Reduce, Reuse, Recycle

I don’t know if you guys have listened to the song „3Rs“ by Jack Johnson. But when Wesley sent me those pictures it instantly came to my mind. Especially in times like that when global warming, pollution and the future of our beautiful planet are present on all media and everyone is talking and worrying about it.

Recently in Chinkonono people were spotted collecting metal scraps and carrying them to a place close to our PAF Center. Why? Well…for once our villagers are trying to keep the nature clean and preserve it. But of course it also turned out to be a new way of getting some extra income.

We call it a „bend down business“ because you literally walk aroud, bend down and pick up different type of metal scraps (for example steel, silver, aluminium or copper). Those have to be carried tot he central collecting point close to PAF Center. More or less regularly a dealer comes to Chinkonono to buy the metal from the villagers. He then transports it to a steel plant where it will be recycled.

The scrap metal dealer going through the material

People, especially kids and women, come from Chinkonono and the surrounding villages. If available they use oxcarts to transport their collected metal. But more often they come to our PAF Center packed like donkeys with metal on their backs and in their hands.

Of course the amount of money they earn is just small. But it is enough to support families with food items, paying school fees or new clothes.

Just look at those 4 kids: Timmy, Mike, Richard and Judy made it a competition to collect as much metal as possible. And as kids are they find the fun side in everything. And it was worth it: fritters, biscuits and sweets could be purchased and the wedding nearby was their next stop 😉

The Things you do for some Sweets 😉


Dunka on the other hand took it more seriously. He planst o buy a female goat and, as school opens again soon, a new school uniform and stationary items for school.

Dunka has big plans


Mama Cosam and her daughter Mutinta want to buy a gallon of maize to feed the family, salt and washing soap.

Mama Cosam and Mutinta


So you see…things are moving the right way in Chinkonono and the surrounding villages. The fact that our villagers can get some extra money for preserving the environment by recycling old metal is just amazing.

Reduce, Reuse, Recycle

Did you hear the cow bells?

Ever wondered how we work metal in the village? Well…meet Marvin.

Manual work

Marvin is 40 years old and has no education. But he certainly knows his way around and how to make a living as the welder in Chinkonono.

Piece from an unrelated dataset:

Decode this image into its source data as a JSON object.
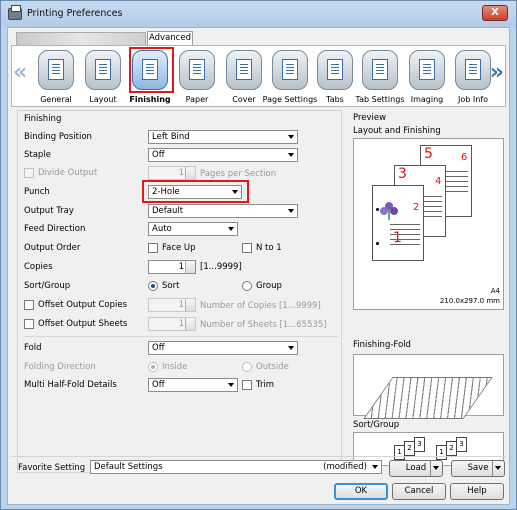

Quite a handy guy

He constructed his own tools that he works manually, using old bicycle parts as the „engine“.

Together with another young man who works with a diesel generator Marvin works as the welder and makes cow bells, hoes, axes and plough parts, just to mention a few.

I mean…how else could we have our bicycles fixed?


Did you hear the cow bells?

Goats all over the place

Wesley always has his focus on PAF and new ideas and projects we could start. Recently he attended a workshop on goat breeding and production. Well, „production“ sounds a bit rude. But this workshop was organized by the Zambian government through the ministries of livestock and agriculture because they plan to open the export of goats to countries of the middle east.

Apparently goat breeding is very easy and quick in Zambia, so goats seem to be on the market a lot. Those workshops were offered at many places to educate people about how to raise the goats and then sell them in Zambia or outside the country. At the workshop people were taught how to keep the goats and thus make them marketable. To quote Wesley: „A good breed is the number one.“

Feeding the goats

Of course the business side is only one aspect why I decided to write this post. Inspired by Mama Teddy who raised three orphans using goat milk, Wesley started to look more into it and gathered more information.

Goat milk is very nutritious, especially for little children. As Wesley says „A goat is an orphanage on its own“. What he means is that you can use the milk to feed kids, even or especially if they are underweight. Just a small cup of milk can feed a child for one day.

Goats cover a big part of the meat demand in Zambia, especially in rural areas such as Chinkonono. And of course you can also cook delicious meals of goat meat. 😉

Goats are easy to breed. They adjust to basically every kind of environment and conditions. Even in the dry regions of rural Zambia goats will find food and a little water. They don’t need big enclosures and are very resistant to diseases. Since they reproduce up to three times a year with each a litter of 5 to 6 kids most villagers nowadays try to keep goats.

Look at them 🐐

Goats have become some kind of informal currency. Of course you can just sell them and use the money to pay for your children’s school fees etc. Even people from neighbouring countries come to Zambia to buy them because of their meat. But in some hunger-stricken areas they are being exchanged and traded for maize, millet, sorghum, groundnuts or even mealie meal (maize flour).

And last but not least: The goats‘ dung can be used as a very fertile manure on fields and in gardens. Now that the price for fertilizer has risen so much, having 10 to 15 goats, a farmer could easily get up to 100kg of manure. Basically for free.

Who would have guessed how important they are?

So you see…if you start looking around with an open mind, as Wesley is always doing, you will find ways to make life easier just around the corner. I’d say: Get yourself a goat or two! 😉

And be sure that Wesley will share his new knowledge and spread the word to help the community.

Goats all over the place